╔══

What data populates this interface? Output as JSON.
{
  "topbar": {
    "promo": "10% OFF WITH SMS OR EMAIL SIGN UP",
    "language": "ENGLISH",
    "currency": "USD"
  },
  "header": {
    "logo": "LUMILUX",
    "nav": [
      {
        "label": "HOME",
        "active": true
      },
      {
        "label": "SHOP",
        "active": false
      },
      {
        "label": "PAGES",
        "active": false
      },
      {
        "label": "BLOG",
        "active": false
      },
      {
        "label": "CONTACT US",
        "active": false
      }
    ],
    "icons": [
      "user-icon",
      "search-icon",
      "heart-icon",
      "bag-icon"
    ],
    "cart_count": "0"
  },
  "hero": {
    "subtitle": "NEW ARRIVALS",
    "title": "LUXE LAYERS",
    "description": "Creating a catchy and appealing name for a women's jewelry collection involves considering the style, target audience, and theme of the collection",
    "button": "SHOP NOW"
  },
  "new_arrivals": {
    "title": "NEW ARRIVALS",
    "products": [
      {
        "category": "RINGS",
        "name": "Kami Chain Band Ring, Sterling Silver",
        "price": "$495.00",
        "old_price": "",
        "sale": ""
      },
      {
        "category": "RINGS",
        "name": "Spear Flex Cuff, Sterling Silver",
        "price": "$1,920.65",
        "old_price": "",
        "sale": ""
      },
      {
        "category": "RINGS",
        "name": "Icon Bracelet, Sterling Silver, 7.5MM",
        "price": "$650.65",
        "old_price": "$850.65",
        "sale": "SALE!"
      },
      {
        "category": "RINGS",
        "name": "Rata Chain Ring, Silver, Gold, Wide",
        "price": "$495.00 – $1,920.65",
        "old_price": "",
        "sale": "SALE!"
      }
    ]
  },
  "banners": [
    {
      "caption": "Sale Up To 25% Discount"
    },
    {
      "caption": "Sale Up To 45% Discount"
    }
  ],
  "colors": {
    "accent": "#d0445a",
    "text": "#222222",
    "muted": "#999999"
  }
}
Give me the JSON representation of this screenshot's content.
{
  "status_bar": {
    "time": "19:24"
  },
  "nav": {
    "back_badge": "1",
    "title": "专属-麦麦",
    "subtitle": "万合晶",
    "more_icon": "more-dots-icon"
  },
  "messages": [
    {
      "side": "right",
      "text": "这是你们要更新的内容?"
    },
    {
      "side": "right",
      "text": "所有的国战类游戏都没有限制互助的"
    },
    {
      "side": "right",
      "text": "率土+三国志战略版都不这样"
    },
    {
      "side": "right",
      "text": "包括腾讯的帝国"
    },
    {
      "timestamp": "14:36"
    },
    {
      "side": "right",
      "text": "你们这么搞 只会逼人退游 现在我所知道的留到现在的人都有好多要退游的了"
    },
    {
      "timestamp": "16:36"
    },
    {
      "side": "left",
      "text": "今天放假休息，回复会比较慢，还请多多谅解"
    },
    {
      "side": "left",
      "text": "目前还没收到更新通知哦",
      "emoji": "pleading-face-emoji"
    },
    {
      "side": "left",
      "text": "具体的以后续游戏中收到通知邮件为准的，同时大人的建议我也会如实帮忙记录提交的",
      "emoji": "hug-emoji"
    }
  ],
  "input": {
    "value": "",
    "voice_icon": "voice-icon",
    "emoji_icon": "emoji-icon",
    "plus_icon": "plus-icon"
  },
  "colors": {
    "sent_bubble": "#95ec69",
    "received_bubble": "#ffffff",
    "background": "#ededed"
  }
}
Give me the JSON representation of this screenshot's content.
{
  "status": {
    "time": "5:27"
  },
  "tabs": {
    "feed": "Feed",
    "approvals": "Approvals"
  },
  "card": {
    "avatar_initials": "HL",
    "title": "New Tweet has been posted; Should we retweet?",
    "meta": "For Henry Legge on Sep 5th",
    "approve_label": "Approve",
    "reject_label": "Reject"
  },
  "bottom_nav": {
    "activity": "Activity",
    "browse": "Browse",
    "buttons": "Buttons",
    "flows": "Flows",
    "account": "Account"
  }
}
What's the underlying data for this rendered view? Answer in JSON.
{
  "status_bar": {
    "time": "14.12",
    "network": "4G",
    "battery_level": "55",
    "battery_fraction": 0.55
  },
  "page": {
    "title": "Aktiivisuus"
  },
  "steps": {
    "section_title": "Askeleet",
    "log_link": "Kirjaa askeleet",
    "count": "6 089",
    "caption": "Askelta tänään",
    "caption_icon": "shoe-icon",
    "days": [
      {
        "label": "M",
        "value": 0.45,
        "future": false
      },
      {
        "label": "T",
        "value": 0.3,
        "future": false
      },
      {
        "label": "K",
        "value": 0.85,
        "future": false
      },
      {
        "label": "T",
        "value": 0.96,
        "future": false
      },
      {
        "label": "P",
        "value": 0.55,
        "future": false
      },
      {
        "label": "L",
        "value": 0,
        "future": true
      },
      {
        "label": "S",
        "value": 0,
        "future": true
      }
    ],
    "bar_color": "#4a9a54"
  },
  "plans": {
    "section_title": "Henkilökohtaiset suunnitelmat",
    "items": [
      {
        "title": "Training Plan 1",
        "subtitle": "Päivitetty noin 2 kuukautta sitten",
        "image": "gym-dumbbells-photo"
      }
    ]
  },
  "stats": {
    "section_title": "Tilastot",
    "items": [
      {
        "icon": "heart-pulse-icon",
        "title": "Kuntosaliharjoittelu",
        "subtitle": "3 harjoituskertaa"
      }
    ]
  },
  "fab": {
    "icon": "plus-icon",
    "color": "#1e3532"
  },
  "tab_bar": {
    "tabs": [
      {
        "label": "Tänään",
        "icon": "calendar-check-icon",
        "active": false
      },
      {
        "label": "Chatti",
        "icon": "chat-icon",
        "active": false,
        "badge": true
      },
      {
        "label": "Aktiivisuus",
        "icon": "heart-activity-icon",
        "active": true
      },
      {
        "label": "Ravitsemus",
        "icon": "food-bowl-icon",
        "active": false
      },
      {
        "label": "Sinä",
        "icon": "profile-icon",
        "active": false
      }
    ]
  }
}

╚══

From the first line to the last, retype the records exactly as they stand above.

WRITTEN RESPONSE >>
What data populates this interface? Output as JSON.
{
  "topbar": {
    "promo": "10% OFF WITH SMS OR EMAIL SIGN UP",
    "language": "ENGLISH",
    "currency": "USD"
  },
  "header": {
    "logo": "LUMILUX",
    "nav": [
      {
        "label": "HOME",
        "active": true
      },
      {
        "label": "SHOP",
        "active": false
      },
      {
        "label": "PAGES",
        "active": false
      },
      {
        "label": "BLOG",
        "active": false
      },
      {
        "label": "CONTACT US",
        "active": false
      }
    ],
    "icons": [
      "user-icon",
      "search-icon",
      "heart-icon",
      "bag-icon"
    ],
    "cart_count": "0"
  },
  "hero": {
    "subtitle": "NEW ARRIVALS",
    "title": "LUXE LAYERS",
    "description": "Creating a catchy and appealing name for a women's jewelry collection involves considering the style, target audience, and theme of the collection",
    "button": "SHOP NOW"
  },
  "new_arrivals": {
    "title": "NEW ARRIVALS",
    "products": [
      {
        "category": "RINGS",
        "name": "Kami Chain Band Ring, Sterling Silver",
        "price": "$495.00",
        "old_price": "",
        "sale": ""
      },
      {
        "category": "RINGS",
        "name": "Spear Flex Cuff, Sterling Silver",
        "price": "$1,920.65",
        "old_price": "",
        "sale": ""
      },
      {
        "category": "RINGS",
        "name": "Icon Bracelet, Sterling Silver, 7.5MM",
        "price": "$650.65",
        "old_price": "$850.65",
        "sale": "SALE!"
      },
      {
        "category": "RINGS",
        "name": "Rata Chain Ring, Silver, Gold, Wide",
        "price": "$495.00 – $1,920.65",
        "old_price": "",
        "sale": "SALE!"
      }
    ]
  },
  "banners": [
    {
      "caption": "Sale Up To 25% Discount"
    },
    {
      "caption": "Sale Up To 45% Discount"
    }
  ],
  "colors": {
    "accent": "#d0445a",
    "text": "#222222",
    "muted": "#999999"
  }
}
Give me the JSON representation of this screenshot's content.
{
  "status_bar": {
    "time": "19:24"
  },
  "nav": {
    "back_badge": "1",
    "title": "专属-麦麦",
    "subtitle": "万合晶",
    "more_icon": "more-dots-icon"
  },
  "messages": [
    {
      "side": "right",
      "text": "这是你们要更新的内容?"
    },
    {
      "side": "right",
      "text": "所有的国战类游戏都没有限制互助的"
    },
    {
      "side": "right",
      "text": "率土+三国志战略版都不这样"
    },
    {
      "side": "right",
      "text": "包括腾讯的帝国"
    },
    {
      "timestamp": "14:36"
    },
    {
      "side": "right",
      "text": "你们这么搞 只会逼人退游 现在我所知道的留到现在的人都有好多要退游的了"
    },
    {
      "timestamp": "16:36"
    },
    {
      "side": "left",
      "text": "今天放假休息，回复会比较慢，还请多多谅解"
    },
    {
      "side": "left",
      "text": "目前还没收到更新通知哦",
      "emoji": "pleading-face-emoji"
    },
    {
      "side": "left",
      "text": "具体的以后续游戏中收到通知邮件为准的，同时大人的建议我也会如实帮忙记录提交的",
      "emoji": "hug-emoji"
    }
  ],
  "input": {
    "value": "",
    "voice_icon": "voice-icon",
    "emoji_icon": "emoji-icon",
    "plus_icon": "plus-icon"
  },
  "colors": {
    "sent_bubble": "#95ec69",
    "received_bubble": "#ffffff",
    "background": "#ededed"
  }
}
Give me the JSON representation of this screenshot's content.
{
  "status": {
    "time": "5:27"
  },
  "tabs": {
    "feed": "Feed",
    "approvals": "Approvals"
  },
  "card": {
    "avatar_initials": "HL",
    "title": "New Tweet has been posted; Should we retweet?",
    "meta": "For Henry Legge on Sep 5th",
    "approve_label": "Approve",
    "reject_label": "Reject"
  },
  "bottom_nav": {
    "activity": "Activity",
    "browse": "Browse",
    "buttons": "Buttons",
    "flows": "Flows",
    "account": "Account"
  }
}
What's the underlying data for this rendered view? Answer in JSON.
{
  "status_bar": {
    "time": "14.12",
    "network": "4G",
    "battery_level": "55",
    "battery_fraction": 0.55
  },
  "page": {
    "title": "Aktiivisuus"
  },
  "steps": {
    "section_title": "Askeleet",
    "log_link": "Kirjaa askeleet",
    "count": "6 089",
    "caption": "Askelta tänään",
    "caption_icon": "shoe-icon",
    "days": [
      {
        "label": "M",
        "value": 0.45,
        "future": false
      },
      {
        "label": "T",
        "value": 0.3,
        "future": false
      },
      {
        "label": "K",
        "value": 0.85,
        "future": false
      },
      {
        "label": "T",
        "value": 0.96,
        "future": false
      },
      {
        "label": "P",
        "value": 0.55,
        "future": false
      },
      {
        "label": "L",
        "value": 0,
        "future": true
      },
      {
        "label": "S",
        "value": 0,
        "future": true
      }
    ],
    "bar_color": "#4a9a54"
  },
  "plans": {
    "section_title": "Henkilökohtaiset suunnitelmat",
    "items": [
      {
        "title": "Training Plan 1",
        "subtitle": "Päivitetty noin 2 kuukautta sitten",
        "image": "gym-dumbbells-photo"
      }
    ]
  },
  "stats": {
    "section_title": "Tilastot",
    "items": [
      {
        "icon": "heart-pulse-icon",
        "title": "Kuntosaliharjoittelu",
        "subtitle": "3 harjoituskertaa"
      }
    ]
  },
  "fab": {
    "icon": "plus-icon",
    "color": "#1e3532"
  },
  "tab_bar": {
    "tabs": [
      {
        "label": "Tänään",
        "icon": "calendar-check-icon",
        "active": false
      },
      {
        "label": "Chatti",
        "icon": "chat-icon",
        "active": false,
        "badge": true
      },
      {
        "label": "Aktiivisuus",
        "icon": "heart-activity-icon",
        "active": true
      },
      {
        "label": "Ravitsemus",
        "icon": "food-bowl-icon",
        "active": false
      },
      {
        "label": "Sinä",
        "icon": "profile-icon",
        "active": false
      }
    ]
  }
}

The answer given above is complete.